There is no proof under 25s are less productive than older workers the Government has admitted, despite using that as a reason not to pay them the National Living Wage.
Last September, Cabinet Office Minister Matthew Hancock claimed young people were not productive enough to warrant the increased Living Wage, announced by the Chancellor George Osborne.
There is currently a 50p per hour difference in the minimum rate for those over 25 years of age and those younger than 25 and The Low Pay Commission predict that this will rise to a difference of £1.21 per hour by October 2020.
Following a question from Labour MP Holly Lynch, the Government has now been forced to admit it has no facts to back up its claim.
Skills Minister Nick Boles said: “While labour productivity statistics are estimated by sector, there are no official statistics estimating the productivity of workers by their age.”
Responding to the revelation, Lynch said: “It’s outrageous that under 25s are being told that they aren’t worth £7.20 an hour.
“Millions of hard working young people across the country face being payed less than their older colleagues, regardless of experience.
“The Government need to act now to secure a fair wage for young workers and I’ll be working with young people and colleagues in Westminster to build pressure on the Government to rethink this unjust decision.”
The National Living Wage was announced by Chancellor George Osborne last year, with the over 25s handed a new minimum wage of £7.20 an hour.
Those under 25 are still on the old minimum wage rates, meaning they are entitled to £6.70 an hour, down to £5.30 for 18 to 20 year olds and £3.87 for under 18s.
Hancock’s comments sparked a backlash online, with people taking to Twitter to share their achievements when they were under 25 using the hashtag #at25.
At a debate on the issue in Parliament yesterday, Labour’s Shadow Minister for Equalities Cat Smith also attacked the Government’s decision to exclude under-25s from the pay rise.
She said: “Cost of living is the same for young workers as it is for older workers.
"I have never met a landlord who is willing to rent out a property for less money to someone who is under 25, or a baker who is willing to sell a loaf of bread for less because the person wanting to eat it is under 25. It costs us all the same to live.”
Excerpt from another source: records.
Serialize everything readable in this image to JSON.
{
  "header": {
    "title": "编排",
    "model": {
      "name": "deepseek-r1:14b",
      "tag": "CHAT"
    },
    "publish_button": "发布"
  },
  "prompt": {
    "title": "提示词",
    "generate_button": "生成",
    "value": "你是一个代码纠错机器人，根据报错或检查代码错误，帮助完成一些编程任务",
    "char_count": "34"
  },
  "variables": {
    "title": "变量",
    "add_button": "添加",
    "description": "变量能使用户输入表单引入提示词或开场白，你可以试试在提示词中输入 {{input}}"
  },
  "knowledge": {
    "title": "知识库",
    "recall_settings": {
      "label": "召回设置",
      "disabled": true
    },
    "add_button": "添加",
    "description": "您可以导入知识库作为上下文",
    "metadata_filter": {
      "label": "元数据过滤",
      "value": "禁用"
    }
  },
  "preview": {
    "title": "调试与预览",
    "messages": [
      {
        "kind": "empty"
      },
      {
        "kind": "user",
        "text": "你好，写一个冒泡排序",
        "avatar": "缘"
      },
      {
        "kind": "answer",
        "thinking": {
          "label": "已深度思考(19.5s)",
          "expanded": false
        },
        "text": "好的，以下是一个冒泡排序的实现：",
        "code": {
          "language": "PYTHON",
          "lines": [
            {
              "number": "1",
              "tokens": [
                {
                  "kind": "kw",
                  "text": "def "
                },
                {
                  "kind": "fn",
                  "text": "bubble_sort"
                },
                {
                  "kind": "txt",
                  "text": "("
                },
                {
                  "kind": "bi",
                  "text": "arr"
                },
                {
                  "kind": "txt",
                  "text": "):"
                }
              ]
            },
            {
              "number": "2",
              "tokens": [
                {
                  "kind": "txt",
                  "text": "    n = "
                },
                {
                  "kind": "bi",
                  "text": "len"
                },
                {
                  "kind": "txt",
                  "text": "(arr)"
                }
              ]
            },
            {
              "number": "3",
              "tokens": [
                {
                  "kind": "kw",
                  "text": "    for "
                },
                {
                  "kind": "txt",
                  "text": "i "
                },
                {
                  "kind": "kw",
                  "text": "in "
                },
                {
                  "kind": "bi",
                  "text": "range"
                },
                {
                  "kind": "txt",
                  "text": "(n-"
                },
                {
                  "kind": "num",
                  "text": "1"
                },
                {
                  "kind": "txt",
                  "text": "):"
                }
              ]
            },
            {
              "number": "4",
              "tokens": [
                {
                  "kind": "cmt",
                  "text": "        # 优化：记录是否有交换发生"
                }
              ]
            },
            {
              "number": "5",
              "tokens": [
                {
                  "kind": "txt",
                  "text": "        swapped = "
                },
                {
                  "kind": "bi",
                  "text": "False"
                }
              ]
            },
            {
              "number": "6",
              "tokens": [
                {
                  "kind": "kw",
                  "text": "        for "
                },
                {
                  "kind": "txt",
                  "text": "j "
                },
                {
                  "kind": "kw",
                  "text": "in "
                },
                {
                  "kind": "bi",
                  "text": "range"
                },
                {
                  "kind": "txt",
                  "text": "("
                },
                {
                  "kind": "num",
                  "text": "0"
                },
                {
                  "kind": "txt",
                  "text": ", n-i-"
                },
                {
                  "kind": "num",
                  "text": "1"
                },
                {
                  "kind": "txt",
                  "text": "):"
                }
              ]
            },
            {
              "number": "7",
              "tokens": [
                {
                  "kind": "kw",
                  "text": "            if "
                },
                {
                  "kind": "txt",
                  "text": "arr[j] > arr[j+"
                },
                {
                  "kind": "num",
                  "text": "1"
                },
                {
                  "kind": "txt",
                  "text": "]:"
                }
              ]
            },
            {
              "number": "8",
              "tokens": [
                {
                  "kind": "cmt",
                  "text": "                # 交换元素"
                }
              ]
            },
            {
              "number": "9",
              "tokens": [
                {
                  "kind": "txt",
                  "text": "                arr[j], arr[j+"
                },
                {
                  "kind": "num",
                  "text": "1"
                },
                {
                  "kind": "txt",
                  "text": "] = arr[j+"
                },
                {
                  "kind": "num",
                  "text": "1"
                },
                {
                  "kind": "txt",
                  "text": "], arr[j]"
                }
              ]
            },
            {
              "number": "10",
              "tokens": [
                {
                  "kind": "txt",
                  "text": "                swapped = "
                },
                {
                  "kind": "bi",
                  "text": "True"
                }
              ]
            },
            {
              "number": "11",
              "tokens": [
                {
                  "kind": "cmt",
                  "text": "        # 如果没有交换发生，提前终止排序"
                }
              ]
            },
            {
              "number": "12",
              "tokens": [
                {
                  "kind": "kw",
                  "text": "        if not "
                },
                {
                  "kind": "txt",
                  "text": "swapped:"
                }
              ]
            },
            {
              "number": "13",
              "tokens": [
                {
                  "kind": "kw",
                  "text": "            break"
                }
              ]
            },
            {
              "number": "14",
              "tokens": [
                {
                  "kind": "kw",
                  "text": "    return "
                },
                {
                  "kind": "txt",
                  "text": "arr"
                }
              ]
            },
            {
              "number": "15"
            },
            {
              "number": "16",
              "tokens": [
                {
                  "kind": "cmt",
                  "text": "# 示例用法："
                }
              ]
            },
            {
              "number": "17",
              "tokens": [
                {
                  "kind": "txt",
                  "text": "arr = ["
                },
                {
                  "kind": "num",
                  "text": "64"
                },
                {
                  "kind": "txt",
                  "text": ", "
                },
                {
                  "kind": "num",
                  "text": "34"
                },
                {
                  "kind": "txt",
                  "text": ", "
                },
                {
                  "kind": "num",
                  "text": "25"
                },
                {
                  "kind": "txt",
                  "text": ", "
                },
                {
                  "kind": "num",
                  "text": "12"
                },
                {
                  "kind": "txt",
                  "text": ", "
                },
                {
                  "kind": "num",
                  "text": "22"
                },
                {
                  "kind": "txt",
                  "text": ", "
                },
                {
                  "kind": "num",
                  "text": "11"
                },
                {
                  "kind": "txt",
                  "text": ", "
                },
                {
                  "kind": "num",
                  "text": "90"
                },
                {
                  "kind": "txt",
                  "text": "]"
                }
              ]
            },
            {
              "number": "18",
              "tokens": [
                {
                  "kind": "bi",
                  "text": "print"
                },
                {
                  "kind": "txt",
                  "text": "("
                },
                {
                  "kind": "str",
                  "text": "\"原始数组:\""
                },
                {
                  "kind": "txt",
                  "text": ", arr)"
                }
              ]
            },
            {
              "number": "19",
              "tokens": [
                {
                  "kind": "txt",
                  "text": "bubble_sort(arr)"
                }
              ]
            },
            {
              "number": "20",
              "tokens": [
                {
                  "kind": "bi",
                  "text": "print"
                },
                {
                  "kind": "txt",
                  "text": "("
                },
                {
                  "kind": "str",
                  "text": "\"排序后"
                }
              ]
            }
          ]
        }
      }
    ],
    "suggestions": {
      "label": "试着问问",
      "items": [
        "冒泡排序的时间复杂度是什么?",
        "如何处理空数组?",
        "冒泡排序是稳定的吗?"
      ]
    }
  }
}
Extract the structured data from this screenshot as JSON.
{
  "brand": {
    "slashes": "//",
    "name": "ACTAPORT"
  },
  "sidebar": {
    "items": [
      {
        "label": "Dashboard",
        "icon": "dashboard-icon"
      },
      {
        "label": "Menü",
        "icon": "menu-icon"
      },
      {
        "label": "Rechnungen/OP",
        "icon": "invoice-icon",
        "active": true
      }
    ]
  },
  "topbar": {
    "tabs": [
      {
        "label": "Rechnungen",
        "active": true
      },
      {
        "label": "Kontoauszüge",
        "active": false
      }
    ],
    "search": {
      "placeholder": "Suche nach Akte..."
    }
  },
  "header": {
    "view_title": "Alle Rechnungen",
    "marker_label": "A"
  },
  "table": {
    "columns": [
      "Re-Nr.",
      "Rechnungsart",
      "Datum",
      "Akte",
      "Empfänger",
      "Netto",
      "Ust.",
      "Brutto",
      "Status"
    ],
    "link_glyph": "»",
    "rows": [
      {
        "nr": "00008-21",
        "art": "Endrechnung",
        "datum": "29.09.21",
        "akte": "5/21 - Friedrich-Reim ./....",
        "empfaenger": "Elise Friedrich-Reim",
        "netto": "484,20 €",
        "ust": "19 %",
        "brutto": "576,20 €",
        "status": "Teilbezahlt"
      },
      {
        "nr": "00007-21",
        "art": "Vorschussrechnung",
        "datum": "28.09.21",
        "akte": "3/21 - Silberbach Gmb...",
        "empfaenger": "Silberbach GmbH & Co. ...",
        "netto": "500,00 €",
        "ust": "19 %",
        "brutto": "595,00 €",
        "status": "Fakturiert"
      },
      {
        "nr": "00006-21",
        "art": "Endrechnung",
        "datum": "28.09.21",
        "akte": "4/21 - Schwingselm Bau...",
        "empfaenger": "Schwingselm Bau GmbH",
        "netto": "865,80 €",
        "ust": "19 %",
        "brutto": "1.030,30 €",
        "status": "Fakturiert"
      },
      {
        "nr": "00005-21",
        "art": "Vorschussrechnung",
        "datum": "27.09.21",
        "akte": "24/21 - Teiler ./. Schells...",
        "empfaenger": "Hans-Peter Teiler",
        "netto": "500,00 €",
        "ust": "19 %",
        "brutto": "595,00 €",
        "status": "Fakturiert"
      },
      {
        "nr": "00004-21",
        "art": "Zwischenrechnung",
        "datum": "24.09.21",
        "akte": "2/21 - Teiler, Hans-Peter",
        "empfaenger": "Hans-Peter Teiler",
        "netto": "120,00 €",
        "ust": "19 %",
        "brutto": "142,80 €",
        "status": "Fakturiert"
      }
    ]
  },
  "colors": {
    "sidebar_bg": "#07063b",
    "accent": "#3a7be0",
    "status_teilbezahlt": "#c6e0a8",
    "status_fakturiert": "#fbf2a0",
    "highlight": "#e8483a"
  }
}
Responding for the Government in the debate, Boles said raising the minimum wage for younger workers too quickly “is a risk” as it could lead to a “protracted period of unemployment.”
He went on: “It is especially important that young people are given early opportunities, which explains the original construction of the national minimum wage.”
Boles added: “I am sure everybody can understand, because it is a matter of common sense, that the closer the national minimum wage rate for somebody of that age gets to the median wage, the greater the risk that raising the national minimum wage rate will reduce employment opportunities.”